This third wave kicked off with a rough start—as happens with the birth of new technologies and their corresponding liberties. Blockchain has, thus far, been totally unregulated. Many, doubtless, have taken advantage. A young child, stretching their arms for the first couple times might knock over a cookie jar or two. Eventually, however, they learn to use their faculties—for evil or for good. As such, while it’s wise to be skeptical at this phase in blockchain’s evolution, it’s important not to be blind to its remarkable implications in a post-regulated world, so that we may wield its faculties like a surgeon’s scalpel—not for evil or snake-oil sales, but for the creation of more good, for the flourishing of commonwealth.

But what of the volatility in blockchain markets? People agree Bitcoin has value, but they don’t understand why they are in agreement, and so cryptomarkets fluctuate violently.  Stable blockchain economies will require new symbolic gold standards that clearly articulate why someone would agree to support each market, to anchor common agreement with stability. The more globally shared these new value standards, the better.

Is education more valuable than gold? What about healthcare or nutrition or clean water?


We set out in 2018 to prove a hypothesis—we believe that if you back a cryptocurrency economy with a globally agreed upon inherent value like education, you can solve for volatility and stabilize a mature long lasting cryptomarket that awards everyone who adds value to that market in a decentralized way without the friction of individual partnerships.

What if education was a new gold standard?

And what if this new Learning Economy had protocols to award everyone who is helping to steward the growth of global education?



Education is a mountain. Everyone takes a different path to the top. Blockchain allows us to measure all of those unique learning pathways, online and in classrooms, into immutable blockchain Learning Ledgers.

By quantifying the true value of education, a whole economy can be built around it to pay students to learn, educators to create substantive courses, and stewards to help the Learning Economy grow. It was designed to provide a decentralized way for everyone adding value to global education to coordinate around the commonwealth without the friction of individual partnerships. Imagine the same for healthcare, nutrition, and our environment?



Imagine a world where we can pay refugees to learn languages as they find themselves in foreign lands, a world where we can pay those laid off by the tide of automation to retrain themselves for the new economy, a world where we can pay the next generation to prepare themselves for the unsolved problems of tomorrow.



Imagine new commonwealth economies that alleviate the global burdens of poverty, disease, hunger, inequality, ignorance, toxic water, and joblessness. Commonwealths that orbit inherent values, upheld by immutable blockchain protocols that reward anyone in the ecosystem stewarding the economy—whether that means feeding the hungry, providing aid for the global poor, delivering mosquito nets in malaria-ridden areas, or developing transformative technologies that can provide a Harvard-class education to anyone in the world willing to learn.

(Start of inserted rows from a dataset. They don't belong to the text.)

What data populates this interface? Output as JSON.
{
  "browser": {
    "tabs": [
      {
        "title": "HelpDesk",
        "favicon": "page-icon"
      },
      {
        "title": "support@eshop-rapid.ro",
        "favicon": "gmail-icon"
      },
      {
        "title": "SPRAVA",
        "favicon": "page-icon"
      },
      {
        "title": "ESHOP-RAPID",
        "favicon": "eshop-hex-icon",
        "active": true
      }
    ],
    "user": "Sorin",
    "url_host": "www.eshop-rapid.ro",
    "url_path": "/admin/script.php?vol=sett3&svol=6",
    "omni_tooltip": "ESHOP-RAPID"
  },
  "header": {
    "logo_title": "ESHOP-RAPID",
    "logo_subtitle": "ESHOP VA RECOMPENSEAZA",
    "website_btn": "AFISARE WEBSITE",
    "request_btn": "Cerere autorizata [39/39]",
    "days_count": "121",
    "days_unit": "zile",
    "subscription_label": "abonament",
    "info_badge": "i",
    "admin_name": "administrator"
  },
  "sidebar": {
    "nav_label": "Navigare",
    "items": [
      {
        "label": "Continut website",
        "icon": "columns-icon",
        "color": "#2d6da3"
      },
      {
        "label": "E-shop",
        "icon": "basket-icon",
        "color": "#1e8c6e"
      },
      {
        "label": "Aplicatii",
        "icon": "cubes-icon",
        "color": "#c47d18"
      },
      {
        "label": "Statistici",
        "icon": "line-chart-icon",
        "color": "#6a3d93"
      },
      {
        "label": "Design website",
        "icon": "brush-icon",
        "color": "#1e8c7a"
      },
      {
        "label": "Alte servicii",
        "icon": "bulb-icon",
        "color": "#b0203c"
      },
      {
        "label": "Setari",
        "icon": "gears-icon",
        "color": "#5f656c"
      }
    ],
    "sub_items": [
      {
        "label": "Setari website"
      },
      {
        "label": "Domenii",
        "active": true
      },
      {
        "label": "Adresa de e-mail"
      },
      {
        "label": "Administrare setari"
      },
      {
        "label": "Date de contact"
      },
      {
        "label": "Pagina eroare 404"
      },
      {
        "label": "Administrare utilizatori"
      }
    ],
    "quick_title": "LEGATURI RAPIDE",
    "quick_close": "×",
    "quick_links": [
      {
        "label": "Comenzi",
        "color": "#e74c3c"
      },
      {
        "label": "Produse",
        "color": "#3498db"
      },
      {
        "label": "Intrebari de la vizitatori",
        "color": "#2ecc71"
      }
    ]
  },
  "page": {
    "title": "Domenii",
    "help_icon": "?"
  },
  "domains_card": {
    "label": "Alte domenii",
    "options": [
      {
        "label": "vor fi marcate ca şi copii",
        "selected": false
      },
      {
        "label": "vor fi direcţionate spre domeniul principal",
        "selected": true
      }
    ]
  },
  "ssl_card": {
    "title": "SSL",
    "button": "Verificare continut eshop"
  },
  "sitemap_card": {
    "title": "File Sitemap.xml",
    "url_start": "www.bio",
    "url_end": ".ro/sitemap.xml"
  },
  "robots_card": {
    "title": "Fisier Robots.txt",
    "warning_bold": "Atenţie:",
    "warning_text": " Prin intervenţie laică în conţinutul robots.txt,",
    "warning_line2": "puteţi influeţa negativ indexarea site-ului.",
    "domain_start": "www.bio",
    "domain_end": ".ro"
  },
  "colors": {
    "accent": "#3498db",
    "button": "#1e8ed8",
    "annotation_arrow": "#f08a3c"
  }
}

These worlds are not out of reach—we are only now opening our eyes to the horizons of blockchain, decentralized coordination, and new gold standards. Even though coordination is the last of the seventeen sustainable development goals, when solved, its tide will lift for the rest—a much-needed rocket fuel for global prosperity.

“Let us raise a standard to which the wise and the honest can repair.”  —George Washington
About
Winona Roylance
:
Winona Roylance serves as a contributing editor and Diplomatic Courier's senior correspondent in Asia.
The views presented in this article are the author’s own and do not necessarily represent the views of any other organization.